6. Don’t rush. As we have seen, change can evoke a wide range of emotions. Taking it one small step at a time will ensure you get to the other side without getting overwhelmed. Break down what you have to do into small manageable tasks. If you have a lot of change going on in one area of your life, hold off on making other adjustments until life has stabilised.
7. Hold on to your anchors. When everything is in a state of flux, make sure you don’t lose touch with your sources of stability. On an individual level, this can be anything from a favourite hobby or pastime, to a spiritual practice, a close friendship, or even your favourite music. No matter how big the changes that you face, some things will remain the same. For a company or organisation, its values and mission can provide a sense of purpose and continuity as it goes through the transition. Regular meetings can also provide a sense of containment and reliability. Making sure that everyone is heard is also of critical importance.
8. Remember to relax. When your environment is changing, it is easy to lapse into a state of constant vigilance. This causes tension, which in turn causes stress. Once your body is producing stress hormones, you will be heading towards burn-out if you do not regularly find a way to unwind. Stress-related symptoms include headaches, insomnia, digestive problems and backache. Exercise is crucial, but so is eating well, getting plenty of sleep and finding time for fun and laughter.

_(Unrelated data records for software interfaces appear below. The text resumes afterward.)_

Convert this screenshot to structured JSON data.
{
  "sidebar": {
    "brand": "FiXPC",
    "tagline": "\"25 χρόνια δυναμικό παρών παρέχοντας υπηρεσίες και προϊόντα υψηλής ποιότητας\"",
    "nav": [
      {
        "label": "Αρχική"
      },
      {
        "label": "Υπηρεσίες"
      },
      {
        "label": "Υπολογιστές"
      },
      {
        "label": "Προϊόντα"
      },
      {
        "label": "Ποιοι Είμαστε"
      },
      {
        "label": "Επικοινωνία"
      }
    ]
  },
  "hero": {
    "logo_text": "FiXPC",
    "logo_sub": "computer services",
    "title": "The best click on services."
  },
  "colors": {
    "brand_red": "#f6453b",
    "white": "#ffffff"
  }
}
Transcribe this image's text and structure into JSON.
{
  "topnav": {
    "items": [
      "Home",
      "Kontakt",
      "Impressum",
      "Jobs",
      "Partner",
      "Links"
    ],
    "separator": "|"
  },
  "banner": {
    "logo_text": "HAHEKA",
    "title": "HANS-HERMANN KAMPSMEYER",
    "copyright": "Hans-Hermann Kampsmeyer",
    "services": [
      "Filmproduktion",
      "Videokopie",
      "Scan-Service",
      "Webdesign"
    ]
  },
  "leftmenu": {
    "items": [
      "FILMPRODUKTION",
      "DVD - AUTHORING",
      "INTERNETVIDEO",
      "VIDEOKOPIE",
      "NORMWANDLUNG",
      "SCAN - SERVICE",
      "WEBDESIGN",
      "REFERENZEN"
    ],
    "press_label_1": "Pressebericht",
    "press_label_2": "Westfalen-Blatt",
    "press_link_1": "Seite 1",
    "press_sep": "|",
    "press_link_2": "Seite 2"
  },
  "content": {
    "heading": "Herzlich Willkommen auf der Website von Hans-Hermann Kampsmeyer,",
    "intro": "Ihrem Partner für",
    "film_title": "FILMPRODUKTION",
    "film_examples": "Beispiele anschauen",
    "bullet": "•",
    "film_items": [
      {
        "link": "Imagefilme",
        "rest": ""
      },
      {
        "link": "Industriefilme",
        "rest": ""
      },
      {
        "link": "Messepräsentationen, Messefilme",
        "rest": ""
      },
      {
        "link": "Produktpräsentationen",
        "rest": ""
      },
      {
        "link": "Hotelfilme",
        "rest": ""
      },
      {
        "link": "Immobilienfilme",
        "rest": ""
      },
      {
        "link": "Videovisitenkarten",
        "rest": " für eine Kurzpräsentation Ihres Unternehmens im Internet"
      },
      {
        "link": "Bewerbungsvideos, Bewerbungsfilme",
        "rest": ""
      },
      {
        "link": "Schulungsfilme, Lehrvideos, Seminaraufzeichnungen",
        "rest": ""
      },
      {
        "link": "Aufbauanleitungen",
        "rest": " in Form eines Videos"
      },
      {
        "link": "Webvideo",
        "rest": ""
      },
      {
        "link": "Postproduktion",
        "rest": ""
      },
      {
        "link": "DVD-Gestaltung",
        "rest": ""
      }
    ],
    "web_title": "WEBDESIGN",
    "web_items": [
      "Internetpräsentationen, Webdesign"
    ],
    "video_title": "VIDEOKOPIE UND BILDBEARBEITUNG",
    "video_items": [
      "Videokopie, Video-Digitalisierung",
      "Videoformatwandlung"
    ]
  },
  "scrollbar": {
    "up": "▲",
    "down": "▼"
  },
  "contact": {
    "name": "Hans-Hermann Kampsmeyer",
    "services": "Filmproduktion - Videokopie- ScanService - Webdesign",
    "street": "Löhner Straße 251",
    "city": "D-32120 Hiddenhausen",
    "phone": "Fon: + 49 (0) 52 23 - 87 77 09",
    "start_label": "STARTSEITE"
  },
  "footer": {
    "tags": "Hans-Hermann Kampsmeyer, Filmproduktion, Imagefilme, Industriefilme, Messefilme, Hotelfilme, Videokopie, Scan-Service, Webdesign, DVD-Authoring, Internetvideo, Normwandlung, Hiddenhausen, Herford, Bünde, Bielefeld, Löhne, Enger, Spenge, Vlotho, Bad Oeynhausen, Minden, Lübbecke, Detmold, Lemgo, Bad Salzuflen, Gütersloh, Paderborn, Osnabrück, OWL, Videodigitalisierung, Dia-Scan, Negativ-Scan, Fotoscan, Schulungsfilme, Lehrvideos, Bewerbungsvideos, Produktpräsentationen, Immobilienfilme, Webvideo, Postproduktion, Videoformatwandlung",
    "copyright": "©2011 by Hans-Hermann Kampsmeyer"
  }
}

9. Be patient. The results of the change may not be apparent as quickly as you would like. Our society conditions us to expect quick fixes and instant results, but real life is just not like that. If you can allow the process of change to take time, you will be less prone to frustration and stress. If your changes involve other people, remember also that not everyone will change at the same speed. Some take longer to adapt than others. If you make room for a variety of responses, you will be acting as a team, not as isolated individuals.
10. Keep the end in mind. No matter how endless a process of change can seem, remember that it will come to an end eventually. You are not stuck in a state of permanent flux, nor have you lost a sense of stability forever. You will eventually return to a sense of normality.
Remember, you are not alone in this. There is help available.